The following are information and resources related to the unique consideration of cases with intimate partner violence and the HIV positive status of the victim or abuser. There are many ways intimate partner violence contributes to the spread of HIV/AIDS and other sexually transmitted infections (STIs), and how an HIV status limits victims’ access to resources and can be used as a tactic of abuse. At the core of the problem are gender-based inequalities that contribute to the spread of illness.

Relationship Abuse and Risk of HIV Transmission

Victims of intimate partner violence may be a greater risk of contracting HIV.

  • Abusers may limit their partner’s access to safe sex practices (restrict them from using condoms, etc).
  • Abusers may rape or sexually assault as part of their pattern of control, making it unlikely that the abuser will use a condom. In fact, some abusers may intentionally infect their partners with HIV in an attempt to keep the partner from leaving.
  • Abusive partners who engage in sexual activity outside the relationship potentially expose victims to STI’s including HIV.
  • Abusive partners may force victims to engage in sexual activities with others.
  • Abusers may prevent partners from receiving medical care.
  • Abusive partners may cause or exacerbate a wide range of health-related problems. This negative effect on their partners’ health may compromise their immune system in ways that increase their risk of HIV.

Tactics of Abuse and HIV Status

Abusers whose partners are HIV positive may use their partner’s status as a tactic of abuse:

  • Threats to reveal HIV positive status to children, family, friends, employer.
  • Threatening to use victim’s HIV positive status as grounds for parental custody.
  • Reinforcing a victim’s guilt about the HIV positive status of children.
  • Sexually humiliating or degrading the victim for having HIV.
  • Isolating the victim on the basis that s/he poses a threat of infection to others.
  • Threatening or refusing to assist the victim when s/he is sick.

Abusers who are HIV positive may use their own status as a tactic of abuse:

  • Abusers may use victim’s HIV positive status as an excuse for perpetrating violence against them.
  • Abusers who are HIV positive may fake illness in order to convince victims not to leave or to convince them to come back if they have left.
  • Abusers who are HIV positive and who require care giving may be successful at manipulating victims into providing care.

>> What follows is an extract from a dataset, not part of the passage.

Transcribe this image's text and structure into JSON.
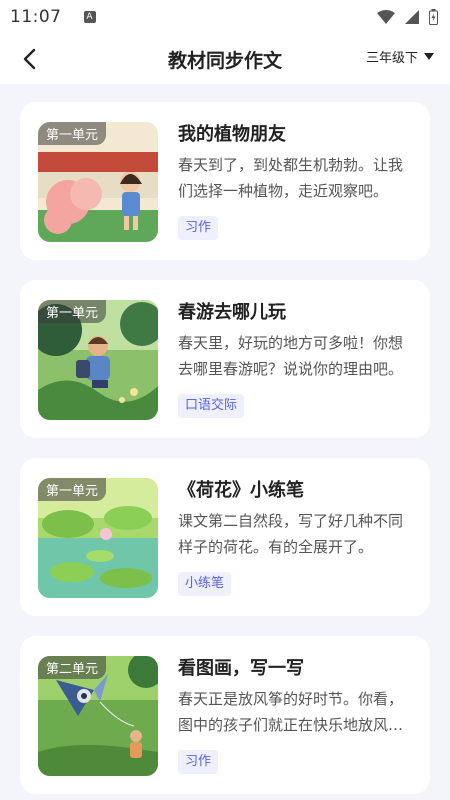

Please visit our pages for definitions on Sexual Abuse and Physical Abuse for more information. Remember that these tactics are part of a larger pattern of abuse: Types of Abuse.

Disclosure of HIV Status

Disclosure of HIV status can be difficult and dangerous if you feel your partner can become violent. It may be helpful to get professional counseling if it is difficult to decide when and how to tell a partner.
The following actions can reduce the risk of violence:

  • Disclose in a semi-public place like a restaurant or crowded park with many people around. Find a place that is private enough to have a conversation, but public enough to get help if needed.
  • Consider disclosing with a third person present, like a friend or a health care provider.

Obstacles to Health and Safety

The following potential obstacles may exist for victims who are HIV positive and experiencing abuse from an intimate partner:

  • The abuser often controls access to financial resources, medical care, and support systems. As the disease progresses, the victim becomes less able to care for her/himself, more dependent on the abuser, and increasingly trapped in the relationship.
  • Leaving may raise an array of concerns about care giving, failing health, and the stigma of having HIV/AIDS.
  • For victims with an AIDS diagnosis, they may be on disability or another fixed income and therefore financially dependent on their partners for money to survive and pay for costly drugs and treatment.
  • A victim with children may be particularly reluctant to leave out of concern for the care of children should s/he become incapacitated by the disease.
  • Lesbian and gay victims may have even less of a support network of family and friends if they’ve been ostracized because of their sexual orientation. For more information please visit Same Gender and LGBT Relationships
  • Victims who are HIV positive may be discriminated against in their attempts to get help; i.e., they may not be able to access emergency shelter, housing, etc.
  • Victims who are HIV positive may fear that HIV positive status is more likely to be disclosed if they reach out for safety-related assistance.
  • Victims who are HIV positive may fear that if they seek services related to their HIV positive status, partner notification practices will put them at risk of further violence.

Additional Resources

Information by the World Health Organization on HIV/AIDs status: Violence Against Women and HIV/AIDS

Power Wheel: HIV/AIDS and Violence

Information adapted from:

What Do Professionals Need to Know: Domestic Violence and HIV/AIDS. New York State Office for the Prevention of Domestic Violence(2013)

Violence Against Women and HIV. The Well Project(2013)

Domestic Violence, HIV/AIDS, and Other STIs. The Advocates for Human Rights: Stop Violence Against Women (2006)